elders of Egypt threw their lot with the Jews and accompanied them out of
Just as 31 kings of Canaan initially arranged themselves in opposition to
Yakov's rightful claim to be buried in the land of his fathers', so too did
the inhabitants of Canaan plan their strategies for stopping the Jewish
occupation of Eretz Yisroel.
Just as the 31 kings were overwhelmed by the spectacle of Yakov's burial, and
understood that they were mere caretakers of the land awaiting the rightful
return of Yakov's sons to their land, so too would have been the reaction of
the inhabitants of Canaan. They would have witnessed the awesome spectacle
of G-d's parade and their initial resistance would have disappeared. They
would have realized that the Bnai Yisroel were the true master of the land
and would have immediately subjected themselves to the rule of Moshe and the
Bnai Yisroel. There would have been no need for prolonged warfare and
resistance. Instead, the Bnai Yisroel would have occupied the land with the
full acquiescence of the Seven Nations. They would have built the Bais
Hamikdash (Temple). Moshe, Aharon, and Miriam would have been their
teachers, and the era of Mashiach would have begun. Instead, the Spies
returned with their negative report, the Bnai Yisroel lost faith in G-d, and
the intended parade was sent on a 38-year detour.
The lesson of Bamidbar is obvious. Each and every one of us, as well as the
nation and the world as a whole, have a defined destiny. Whether or not we
will accomplish our individual or collective tasks is dependent on a complex
equation of interdependent circumstances and destinies. In the end, G-d's
intentions will be realized, however, each decision we make collectively and
individually can have a telling effect on the future of our children's

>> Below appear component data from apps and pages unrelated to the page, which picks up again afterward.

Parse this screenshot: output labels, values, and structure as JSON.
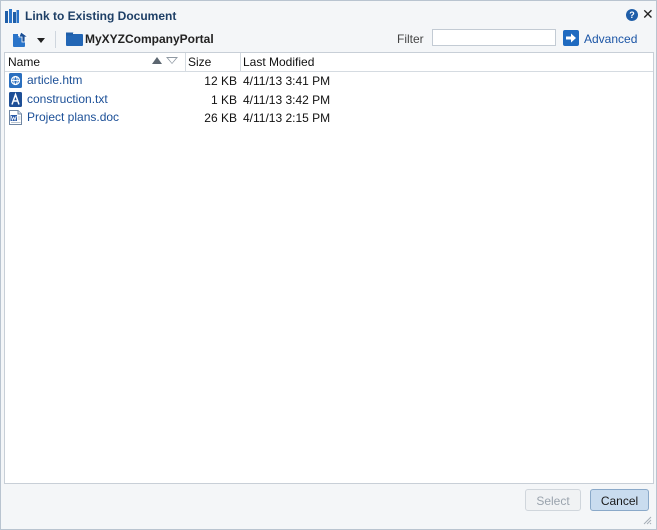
{
  "dialog": {
    "title": "Link to Existing Document",
    "help_glyph": "?",
    "close_glyph": "✕"
  },
  "toolbar": {
    "current_folder": "MyXYZCompanyPortal",
    "filter_label": "Filter",
    "filter_value": "",
    "filter_placeholder": "",
    "advanced_label": "Advanced"
  },
  "table": {
    "columns": [
      "Name",
      "Size",
      "Last Modified"
    ],
    "sort": {
      "column": "Name",
      "direction": "ascending"
    },
    "rows": [
      {
        "icon": "web-page-icon",
        "name": "article.htm",
        "size": "12 KB",
        "modified": "4/11/13 3:41 PM"
      },
      {
        "icon": "text-file-icon",
        "name": "construction.txt",
        "size": "1 KB",
        "modified": "4/11/13 3:42 PM"
      },
      {
        "icon": "word-document-icon",
        "name": "Project plans.doc",
        "size": "26 KB",
        "modified": "4/11/13 2:15 PM"
      }
    ]
  },
  "footer": {
    "select_label": "Select",
    "select_enabled": false,
    "cancel_label": "Cancel"
  },
  "colors": {
    "title_text": "#1e3f66",
    "link_blue": "#1b4f97",
    "accent": "#1f6ac0",
    "cancel_bg": "#c9dcef"
  }
}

children, and all of humankind. If we each accept our G-d given position
within the never-ending parade of history, we are assured that the
foretelling of our fore-Fathers actions will be realized in a timely and